Maya seems to be pretty OK to think that Fiona Beb is like the phoenix. But the fact is, Ziad and I are pretty seriously freaked out. That doll, to me, represents the innocence and joy of childhood, and I can’t imagine what kind of person would throw it on a fire. I keep thinking about my little girl, who is so tender-hearted and loving. I just don’t know what to make of it all.

Saturday, July 01, 2006

I was a teenage short order cook

Yes I was. Not a line cook, but still a professional food preparer. I had this job toward the end of my first stint at UCSC, when I was still kind of floundering around realizing I was not actually going to make it as a dance major and suffering huge emotional trauma from breaking up with my first serious long-term relationship. Even though, looking back on it, that was just a lucky escape for me. (The relationship ending, I mean.)

As far as the cooking goes, I worked at the club house at Pasatiempo golf course. It was nice getting onto the golf course grounds, which were always green and cool in the morning. I don't know if the restaurant was open for dinner or not, but I always worked breakfast and lunch. Days of my youth -- sometimes I would walk to work from my room in Santa Cruz, sometimes I would hitchhike up Highway 17. I hitchhiked a lot back then, and had some pretty hairy episodes, but that' s another story.

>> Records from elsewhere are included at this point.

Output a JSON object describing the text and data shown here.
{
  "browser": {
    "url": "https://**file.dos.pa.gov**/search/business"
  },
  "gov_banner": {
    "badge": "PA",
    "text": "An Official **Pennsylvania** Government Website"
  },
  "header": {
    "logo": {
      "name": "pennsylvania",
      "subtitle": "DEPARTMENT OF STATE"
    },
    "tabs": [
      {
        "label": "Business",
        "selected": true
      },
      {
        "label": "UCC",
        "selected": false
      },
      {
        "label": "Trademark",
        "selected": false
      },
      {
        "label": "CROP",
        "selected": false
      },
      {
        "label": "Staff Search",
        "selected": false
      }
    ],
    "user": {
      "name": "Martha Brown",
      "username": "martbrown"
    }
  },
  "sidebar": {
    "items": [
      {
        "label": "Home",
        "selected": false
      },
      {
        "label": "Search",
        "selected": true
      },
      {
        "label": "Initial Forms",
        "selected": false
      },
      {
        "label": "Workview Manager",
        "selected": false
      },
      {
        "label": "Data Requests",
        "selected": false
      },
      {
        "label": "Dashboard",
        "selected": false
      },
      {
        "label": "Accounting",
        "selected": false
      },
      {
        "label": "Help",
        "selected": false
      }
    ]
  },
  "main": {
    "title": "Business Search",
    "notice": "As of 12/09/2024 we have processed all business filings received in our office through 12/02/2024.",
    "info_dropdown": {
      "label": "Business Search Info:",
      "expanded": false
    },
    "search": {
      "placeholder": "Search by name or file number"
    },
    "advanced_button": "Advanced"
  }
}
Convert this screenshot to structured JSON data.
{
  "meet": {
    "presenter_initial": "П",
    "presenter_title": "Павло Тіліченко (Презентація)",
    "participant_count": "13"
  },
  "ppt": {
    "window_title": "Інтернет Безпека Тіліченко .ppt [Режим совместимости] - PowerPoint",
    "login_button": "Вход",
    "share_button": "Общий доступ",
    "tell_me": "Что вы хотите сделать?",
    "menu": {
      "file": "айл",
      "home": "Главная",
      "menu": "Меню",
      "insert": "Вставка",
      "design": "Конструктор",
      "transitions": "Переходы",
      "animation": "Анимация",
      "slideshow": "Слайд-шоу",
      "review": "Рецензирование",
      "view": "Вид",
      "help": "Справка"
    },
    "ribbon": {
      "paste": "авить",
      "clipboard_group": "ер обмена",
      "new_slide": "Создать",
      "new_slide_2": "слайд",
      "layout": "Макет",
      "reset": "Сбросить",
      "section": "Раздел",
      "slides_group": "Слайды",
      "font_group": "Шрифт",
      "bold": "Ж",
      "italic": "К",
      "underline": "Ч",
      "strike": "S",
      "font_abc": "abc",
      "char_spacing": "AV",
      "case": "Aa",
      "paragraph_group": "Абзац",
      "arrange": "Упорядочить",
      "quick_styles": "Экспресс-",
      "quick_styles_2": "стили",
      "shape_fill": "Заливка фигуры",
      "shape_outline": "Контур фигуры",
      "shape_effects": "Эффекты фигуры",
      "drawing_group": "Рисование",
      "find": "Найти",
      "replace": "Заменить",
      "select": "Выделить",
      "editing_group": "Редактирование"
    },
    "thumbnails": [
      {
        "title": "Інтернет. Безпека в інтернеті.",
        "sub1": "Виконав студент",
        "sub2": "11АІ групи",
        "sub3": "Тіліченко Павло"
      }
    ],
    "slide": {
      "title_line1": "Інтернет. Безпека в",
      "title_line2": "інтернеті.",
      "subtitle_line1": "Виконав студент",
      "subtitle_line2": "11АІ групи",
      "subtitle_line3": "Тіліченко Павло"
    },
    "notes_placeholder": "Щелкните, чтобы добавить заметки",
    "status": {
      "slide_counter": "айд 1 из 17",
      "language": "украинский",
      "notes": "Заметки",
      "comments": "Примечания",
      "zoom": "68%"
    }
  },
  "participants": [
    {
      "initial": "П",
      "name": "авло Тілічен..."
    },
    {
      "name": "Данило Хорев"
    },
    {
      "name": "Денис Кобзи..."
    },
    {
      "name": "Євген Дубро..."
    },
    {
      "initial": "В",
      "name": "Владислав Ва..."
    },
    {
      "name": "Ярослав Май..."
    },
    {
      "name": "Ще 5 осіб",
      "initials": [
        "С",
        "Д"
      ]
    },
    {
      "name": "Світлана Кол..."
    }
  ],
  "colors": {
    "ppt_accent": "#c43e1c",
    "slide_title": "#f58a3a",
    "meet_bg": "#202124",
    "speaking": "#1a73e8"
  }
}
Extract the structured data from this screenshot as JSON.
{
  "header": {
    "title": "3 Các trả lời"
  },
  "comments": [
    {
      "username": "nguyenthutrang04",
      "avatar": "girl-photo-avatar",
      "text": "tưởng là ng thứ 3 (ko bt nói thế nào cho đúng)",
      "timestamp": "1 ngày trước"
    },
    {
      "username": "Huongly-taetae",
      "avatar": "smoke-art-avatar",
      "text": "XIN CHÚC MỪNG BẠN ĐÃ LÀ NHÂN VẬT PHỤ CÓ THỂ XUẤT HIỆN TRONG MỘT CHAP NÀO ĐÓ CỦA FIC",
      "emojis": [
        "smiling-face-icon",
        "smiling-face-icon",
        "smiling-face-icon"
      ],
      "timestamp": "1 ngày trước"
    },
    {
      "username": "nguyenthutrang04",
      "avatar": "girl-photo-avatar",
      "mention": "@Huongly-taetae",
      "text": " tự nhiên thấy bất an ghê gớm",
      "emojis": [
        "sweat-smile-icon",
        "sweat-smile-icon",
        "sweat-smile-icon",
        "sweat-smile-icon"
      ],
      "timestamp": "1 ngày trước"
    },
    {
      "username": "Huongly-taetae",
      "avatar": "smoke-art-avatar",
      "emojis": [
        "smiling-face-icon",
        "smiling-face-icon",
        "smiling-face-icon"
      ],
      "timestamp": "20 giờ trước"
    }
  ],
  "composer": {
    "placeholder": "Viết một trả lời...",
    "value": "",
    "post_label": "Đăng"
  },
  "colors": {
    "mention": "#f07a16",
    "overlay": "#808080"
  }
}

Walking would take me up Graham Hill Road to the back entrance of the golf course, hitching would leave me at the front -- either way I had a good hike up the hill of the course itself. The clubhouse had a really nice view across Santa Cruz and over the Monterey Bay, but of course I spent almost all my time in the kitchen.

I remember learning how to flip eggs in a saucepan. I still have the scar where I cut the tip off my finger while slicing hard boiled eggs. I sliced across an artery(a small one) and the blood spurted out rhythmically with my pulse (not that much of it). No ER, just a bandage and back to work. Apart from that, it's pretty vague. I liked my job, and I don't really remember why I quit. I was not so crazy about the owners -- a married couple with a preteen son, not so compatible with my 70s hippie antiauthoritarian self. I got that job through the unemployment office, by the way, but what was I doing at the unemployment office when I was still a student?

Enough rambling down memory lane.